|This is the "nickel view" of Monticello from the West Lawn --
go track down a nickel and see for yourself!
|Beneath the main house are the kitchen, wine cellar, and storage areas. Jefferson,
who served as ambassador to France for four years, came to love French wines
and cuisine and became the premier American expert on wines at the time.
|This is Mulberry Row where Jefferson's slaves lived. The "Slavery at Monticello"
tour (included in the $25 entry fee) sheds light on the obvious contradictions
of the drafter of the Declaration of Independence also being a slave owner.
|The tiny cottage to the right is where Jefferson
and his wife lived while Monticello was being built
|Three of the Founding Fathers called Charlottesville home -- Jefferson, Madison,
and Monroe. Jefferson's plantation manor is located just a few miles from downtown.
|Slave quarters on Mulberry Row. A whole family might have lived in this small building.
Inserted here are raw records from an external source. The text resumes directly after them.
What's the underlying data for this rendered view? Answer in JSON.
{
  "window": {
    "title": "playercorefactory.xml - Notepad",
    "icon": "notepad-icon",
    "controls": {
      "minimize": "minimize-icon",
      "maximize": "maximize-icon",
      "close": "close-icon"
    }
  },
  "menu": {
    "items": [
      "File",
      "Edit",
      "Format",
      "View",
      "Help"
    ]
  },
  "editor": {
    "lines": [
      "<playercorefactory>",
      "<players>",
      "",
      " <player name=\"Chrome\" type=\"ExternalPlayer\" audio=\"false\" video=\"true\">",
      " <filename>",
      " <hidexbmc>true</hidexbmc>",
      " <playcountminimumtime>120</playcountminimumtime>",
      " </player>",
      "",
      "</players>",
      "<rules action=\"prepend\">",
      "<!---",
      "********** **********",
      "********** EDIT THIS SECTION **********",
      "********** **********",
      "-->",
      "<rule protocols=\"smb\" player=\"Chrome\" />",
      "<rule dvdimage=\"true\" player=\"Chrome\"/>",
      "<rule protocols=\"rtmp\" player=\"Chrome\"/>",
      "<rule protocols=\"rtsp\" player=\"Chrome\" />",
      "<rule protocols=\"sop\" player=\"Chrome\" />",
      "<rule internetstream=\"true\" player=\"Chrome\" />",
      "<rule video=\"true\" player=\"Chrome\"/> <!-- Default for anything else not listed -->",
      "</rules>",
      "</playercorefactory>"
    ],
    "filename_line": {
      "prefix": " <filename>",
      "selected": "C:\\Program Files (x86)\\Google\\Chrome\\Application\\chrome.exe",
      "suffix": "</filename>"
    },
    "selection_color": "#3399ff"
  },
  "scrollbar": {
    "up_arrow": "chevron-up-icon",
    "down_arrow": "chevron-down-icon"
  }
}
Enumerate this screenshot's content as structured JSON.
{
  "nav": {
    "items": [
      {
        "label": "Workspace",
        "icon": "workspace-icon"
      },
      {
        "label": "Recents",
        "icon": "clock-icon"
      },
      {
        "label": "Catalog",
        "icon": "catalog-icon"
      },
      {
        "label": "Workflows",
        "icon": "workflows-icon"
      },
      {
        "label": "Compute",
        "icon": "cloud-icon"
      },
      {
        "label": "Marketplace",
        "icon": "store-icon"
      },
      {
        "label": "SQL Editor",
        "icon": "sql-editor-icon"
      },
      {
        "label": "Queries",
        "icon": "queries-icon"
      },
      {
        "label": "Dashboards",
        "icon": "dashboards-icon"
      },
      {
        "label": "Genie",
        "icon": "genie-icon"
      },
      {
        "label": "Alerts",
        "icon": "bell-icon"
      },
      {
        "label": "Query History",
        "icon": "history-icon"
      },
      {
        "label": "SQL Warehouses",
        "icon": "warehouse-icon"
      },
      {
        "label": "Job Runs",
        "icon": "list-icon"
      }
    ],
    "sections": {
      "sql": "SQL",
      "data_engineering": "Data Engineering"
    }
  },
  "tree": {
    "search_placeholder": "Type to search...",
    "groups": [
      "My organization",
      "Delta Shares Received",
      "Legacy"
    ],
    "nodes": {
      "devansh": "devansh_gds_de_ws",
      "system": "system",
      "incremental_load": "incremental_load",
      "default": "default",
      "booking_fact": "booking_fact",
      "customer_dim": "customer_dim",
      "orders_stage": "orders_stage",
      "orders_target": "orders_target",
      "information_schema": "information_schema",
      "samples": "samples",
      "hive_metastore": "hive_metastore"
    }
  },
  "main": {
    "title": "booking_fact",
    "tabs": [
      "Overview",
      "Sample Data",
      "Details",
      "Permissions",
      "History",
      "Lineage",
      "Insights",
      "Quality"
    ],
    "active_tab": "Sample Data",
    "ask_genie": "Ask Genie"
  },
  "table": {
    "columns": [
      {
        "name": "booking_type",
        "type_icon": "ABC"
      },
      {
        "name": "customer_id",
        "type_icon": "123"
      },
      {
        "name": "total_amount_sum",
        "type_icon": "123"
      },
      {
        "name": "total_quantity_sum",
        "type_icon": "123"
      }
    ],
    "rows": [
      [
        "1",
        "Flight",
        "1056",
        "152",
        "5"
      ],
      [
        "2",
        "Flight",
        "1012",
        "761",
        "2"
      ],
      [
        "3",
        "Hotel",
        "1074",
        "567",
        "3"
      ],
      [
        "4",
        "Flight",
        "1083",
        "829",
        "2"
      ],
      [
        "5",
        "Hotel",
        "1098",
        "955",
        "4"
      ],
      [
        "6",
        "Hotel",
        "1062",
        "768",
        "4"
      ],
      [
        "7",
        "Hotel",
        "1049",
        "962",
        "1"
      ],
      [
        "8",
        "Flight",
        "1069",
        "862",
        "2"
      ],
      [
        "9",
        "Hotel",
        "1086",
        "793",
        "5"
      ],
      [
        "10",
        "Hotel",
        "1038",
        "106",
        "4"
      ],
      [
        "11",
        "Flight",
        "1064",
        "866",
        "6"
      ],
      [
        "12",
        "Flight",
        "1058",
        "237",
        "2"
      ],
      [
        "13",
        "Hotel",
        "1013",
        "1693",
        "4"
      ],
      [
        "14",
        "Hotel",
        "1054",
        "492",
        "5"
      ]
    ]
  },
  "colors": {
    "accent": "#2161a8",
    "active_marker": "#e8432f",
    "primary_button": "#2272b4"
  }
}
Tour guides didn't
shy away from talking about slavery, and even the charged topic of Sally Hemings was openly addressed.
|The Great Clock sits above the door in the entry hall. On the wall to the right you can see the markings for the days of the week.
A system of weights and pulleys extends through a hole cut in the floor -- so "Saturday" is in the basement! [Not my photos]
|The exterior clock face shows only the hour --
which Jefferson deemed sufficient outdoors
|Jefferson loved his gadgets, like this "polygraph" that let him make copies of his letters, and
this revolving bookstand that let him rotate between five books at a time [Not my photos]
|Jefferson's tombstone never gets around to
mentioning he was the nation's 3rd President!